§ **WORK TO BE COMPLETED**
A word-for-word repetition of the records beneath this task is the expected answer.

[App and web page records]
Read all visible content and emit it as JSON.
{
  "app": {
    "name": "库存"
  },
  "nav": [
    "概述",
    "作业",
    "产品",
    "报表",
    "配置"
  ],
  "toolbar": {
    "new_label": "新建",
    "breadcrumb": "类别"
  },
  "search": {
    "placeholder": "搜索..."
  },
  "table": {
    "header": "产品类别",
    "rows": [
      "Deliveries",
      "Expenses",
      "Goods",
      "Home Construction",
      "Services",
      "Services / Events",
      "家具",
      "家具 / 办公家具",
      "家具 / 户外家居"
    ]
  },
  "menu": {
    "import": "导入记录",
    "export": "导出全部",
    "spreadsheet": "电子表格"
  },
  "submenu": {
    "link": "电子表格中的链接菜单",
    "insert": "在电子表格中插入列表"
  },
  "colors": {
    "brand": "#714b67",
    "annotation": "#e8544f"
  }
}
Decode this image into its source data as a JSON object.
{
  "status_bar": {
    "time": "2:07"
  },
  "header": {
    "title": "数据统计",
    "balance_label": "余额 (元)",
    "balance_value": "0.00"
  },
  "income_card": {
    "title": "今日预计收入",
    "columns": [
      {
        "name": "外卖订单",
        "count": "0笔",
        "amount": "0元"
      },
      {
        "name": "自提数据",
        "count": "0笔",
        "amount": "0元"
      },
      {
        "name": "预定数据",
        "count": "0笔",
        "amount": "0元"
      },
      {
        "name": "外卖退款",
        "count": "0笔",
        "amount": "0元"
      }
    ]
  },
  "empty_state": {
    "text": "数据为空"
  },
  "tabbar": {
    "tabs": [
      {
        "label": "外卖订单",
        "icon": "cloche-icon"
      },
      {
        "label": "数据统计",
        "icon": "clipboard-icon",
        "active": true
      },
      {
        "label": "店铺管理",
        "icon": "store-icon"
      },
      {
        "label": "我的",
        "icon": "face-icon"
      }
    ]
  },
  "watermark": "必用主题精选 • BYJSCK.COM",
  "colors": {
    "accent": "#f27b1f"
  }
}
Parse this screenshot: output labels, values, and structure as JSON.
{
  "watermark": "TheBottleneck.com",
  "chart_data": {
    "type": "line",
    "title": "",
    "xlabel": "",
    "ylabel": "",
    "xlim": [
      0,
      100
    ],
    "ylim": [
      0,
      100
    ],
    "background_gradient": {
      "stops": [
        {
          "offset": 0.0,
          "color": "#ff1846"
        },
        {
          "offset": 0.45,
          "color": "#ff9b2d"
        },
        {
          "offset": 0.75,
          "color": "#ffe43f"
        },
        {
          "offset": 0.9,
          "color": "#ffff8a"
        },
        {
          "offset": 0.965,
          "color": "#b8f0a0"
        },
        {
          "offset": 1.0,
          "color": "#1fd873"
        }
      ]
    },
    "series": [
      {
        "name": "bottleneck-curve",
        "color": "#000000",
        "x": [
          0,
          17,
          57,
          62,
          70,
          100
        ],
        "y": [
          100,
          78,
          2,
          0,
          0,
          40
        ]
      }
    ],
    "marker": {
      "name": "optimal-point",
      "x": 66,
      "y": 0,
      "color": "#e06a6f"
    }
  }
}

§ **YOUR SOLUTION**
Read all visible content and emit it as JSON.
{
  "app": {
    "name": "库存"
  },
  "nav": [
    "概述",
    "作业",
    "产品",
    "报表",
    "配置"
  ],
  "toolbar": {
    "new_label": "新建",
    "breadcrumb": "类别"
  },
  "search": {
    "placeholder": "搜索..."
  },
  "table": {
    "header": "产品类别",
    "rows": [
      "Deliveries",
      "Expenses",
      "Goods",
      "Home Construction",
      "Services",
      "Services / Events",
      "家具",
      "家具 / 办公家具",
      "家具 / 户外家居"
    ]
  },
  "menu": {
    "import": "导入记录",
    "export": "导出全部",
    "spreadsheet": "电子表格"
  },
  "submenu": {
    "link": "电子表格中的链接菜单",
    "insert": "在电子表格中插入列表"
  },
  "colors": {
    "brand": "#714b67",
    "annotation": "#e8544f"
  }
}
Decode this image into its source data as a JSON object.
{
  "status_bar": {
    "time": "2:07"
  },
  "header": {
    "title": "数据统计",
    "balance_label": "余额 (元)",
    "balance_value": "0.00"
  },
  "income_card": {
    "title": "今日预计收入",
    "columns": [
      {
        "name": "外卖订单",
        "count": "0笔",
        "amount": "0元"
      },
      {
        "name": "自提数据",
        "count": "0笔",
        "amount": "0元"
      },
      {
        "name": "预定数据",
        "count": "0笔",
        "amount": "0元"
      },
      {
        "name": "外卖退款",
        "count": "0笔",
        "amount": "0元"
      }
    ]
  },
  "empty_state": {
    "text": "数据为空"
  },
  "tabbar": {
    "tabs": [
      {
        "label": "外卖订单",
        "icon": "cloche-icon"
      },
      {
        "label": "数据统计",
        "icon": "clipboard-icon",
        "active": true
      },
      {
        "label": "店铺管理",
        "icon": "store-icon"
      },
      {
        "label": "我的",
        "icon": "face-icon"
      }
    ]
  },
  "watermark": "必用主题精选 • BYJSCK.COM",
  "colors": {
    "accent": "#f27b1f"
  }
}
Parse this screenshot: output labels, values, and structure as JSON.
{
  "watermark": "TheBottleneck.com",
  "chart_data": {
    "type": "line",
    "title": "",
    "xlabel": "",
    "ylabel": "",
    "xlim": [
      0,
      100
    ],
    "ylim": [
      0,
      100
    ],
    "background_gradient": {
      "stops": [
        {
          "offset": 0.0,
          "color": "#ff1846"
        },
        {
          "offset": 0.45,
          "color": "#ff9b2d"
        },
        {
          "offset": 0.75,
          "color": "#ffe43f"
        },
        {
          "offset": 0.9,
          "color": "#ffff8a"
        },
        {
          "offset": 0.965,
          "color": "#b8f0a0"
        },
        {
          "offset": 1.0,
          "color": "#1fd873"
        }
      ]
    },
    "series": [
      {
        "name": "bottleneck-curve",
        "color": "#000000",
        "x": [
          0,
          17,
          57,
          62,
          70,
          100
        ],
        "y": [
          100,
          78,
          2,
          0,
          0,
          40
        ]
      }
    ],
    "marker": {
      "name": "optimal-point",
      "x": 66,
      "y": 0,
      "color": "#e06a6f"
    }
  }
}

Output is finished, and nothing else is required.